He boarded Discovery and the ship roared off the pad as the public address announcer told the world about the launch of the shuttle carrying “six astronaut heroes … and one American legend.”

***

Why the family-like connection with Glenn?

My mother and I were addicted to watching these early Mercury launches. We would awaken early and wait, and wait and wait some more for these rockets to blast off.

On Feb. 20, 1962 — after an interminable number of weather-related delays, holds, and mission scrubs — Mom and I watched on our black-and-white TV as Glenn Mercury-Atlas rocket roared into space.

The flight lasted about five hours. Then he splashed down — and came home a hero. They had a ticker-tape parade in New York. President Kennedy toasted him at the White House.

John Glenn was a glamorous kind of guy.
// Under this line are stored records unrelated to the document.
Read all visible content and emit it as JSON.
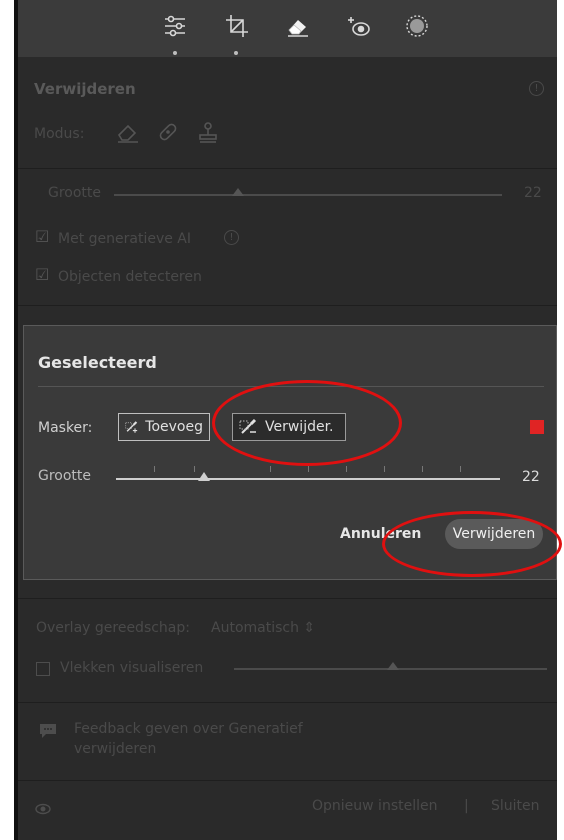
{
  "toolbar": {
    "icons": [
      "sliders-icon",
      "crop-icon",
      "eraser-icon",
      "redeye-icon",
      "mask-icon"
    ]
  },
  "remove_panel": {
    "title": "Verwijderen",
    "modus_label": "Modus:",
    "grootte_label": "Grootte",
    "grootte_value": "22",
    "grootte_level": 0.32,
    "gen_ai_label": "Met generatieve AI",
    "detect_label": "Objecten detecteren"
  },
  "dialog": {
    "title": "Geselecteerd",
    "mask_label": "Masker:",
    "add_button": "Toevoeg",
    "remove_button": "Verwijder.",
    "grootte_label": "Grootte",
    "grootte_value": "22",
    "grootte_level": 0.23,
    "cancel_button": "Annuleren",
    "confirm_button": "Verwijderen",
    "mask_color": "#e02424"
  },
  "bottom": {
    "overlay_label": "Overlay gereedschap:",
    "overlay_value": "Automatisch",
    "spots_label": "Vlekken visualiseren",
    "feedback_text_1": "Feedback geven over Generatief",
    "feedback_text_2": "verwijderen",
    "reset_button": "Opnieuw instellen",
    "close_button": "Sluiten"
  },
  "colors": {
    "annotation": "#e01010"
  }
}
Ruggedly handsome, he fit central casting’s description of a test pilot-turned astronaut.

There’s perhaps a touch of irony that Glenn would be the final Mercury astronaut to pass on. He was the oldest among them; Glenn was 40 at the time of his first flight aboard Friendship 7 in 1962.

So it is, then, that we remember this great American.

I’m thinking at this very moment of something his late Mercury colleague Scott Carpenter said to Glenn as his friend sat atop the rocket waiting to be blasted into space.

Godspeed, John Glenn.